“Kuwait has generally been tolerant of other faiths, more so than most of the other Gulf states.” Perhaps one of the most visible displays of how seriously Kuwait takes religious tolerance came hours after the 2015 suicide bombing of the Shiite Imam Al-Sadeq Mosque in Kuwait City by a man affiliated with ISIS. Kuwaiti Amir Sheikh Sabah Al-Ahmad Al Sabah, a Sunni, visited the mosque to call for unity among Kuwaitis.
“Kuwait has generally been tolerant of other faiths, more so than most of the other Gulf states, with maybe the exception of Oman,” says Ibrahim Al-Marashi, associate professor of history at California State University. Al-Marashi explains that Kuwaiti Shiite have a long history in the country (most of Kuwait’s Shiite have historically migrated from Iran, Saudi Arabia, Iraq, and other neighboring nations).
“The Al-Sabah family has had a relationship with Kuwaiti Shiite merchant families that go back several centuries,” he says. “When we’re talking about Kuwaiti Shiite families, we are [often] talking about Iranian families — you can see it from their last names. A good number of Kuwaiti Shiite who have Iranian families…identify with Kuwait but still have the ability to speak Persian that has been maintained over the generations.”
The real transformation, Al-Marashi says, happened during the 1991 Gulf War, when a good number of Kuwaiti Shiite, instead of fl eeing, stayed and joined the Kuwaiti Resistance. “It was their way of striking against the Iraqi army that had targeted their ancestral Iran,” he adds. Fatouma Al-Suwaiti, a school counselor who was a war nurse during the Gulf War, explains that the Kuwaiti government is deliberate about inclusion, and says this is evident within its governing bodies. “Our government is trying to make all of us equal, even [at the] level of Parliament. There are Shiite, Sunnas, Bedouin, and other people. So a Shiite can be a minister… and they can hold positions in our country, and same for Sunnis,” she says.
However, Al-Suwaiti explains, certain positions — such as the ones within the Ministry of Defense or the one that decides the religious laws of the country — are reserved only for those who are Sunni or part of the ruling Al Sabah family. Nevertheless, Al-Suwaiti says that the government’s emphasis on freedom of religion and inclusion comes from the desire to stay united.
“We don’t want these kinds of things to happen to separate us. We don’t want any civil war between us. We want always to be connected.

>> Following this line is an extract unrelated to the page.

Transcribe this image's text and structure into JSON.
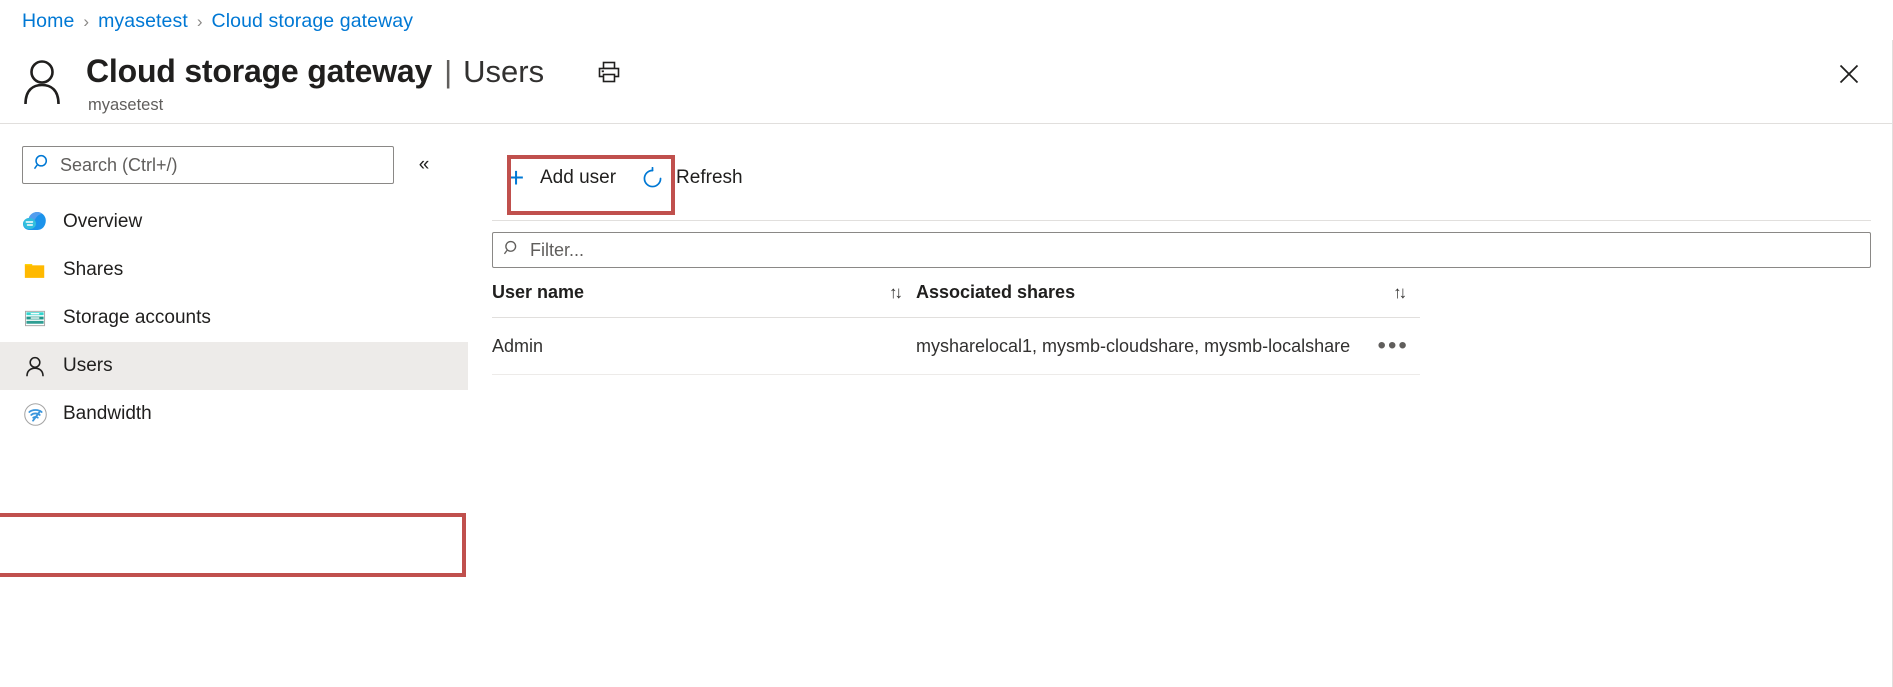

I know there are differences between us, different ways of thinking; marriage is hard between us — even though marriages between us happen — and we don’t prefer it. But, we stick together in one thing: we want to be united in general, for the love of this country.”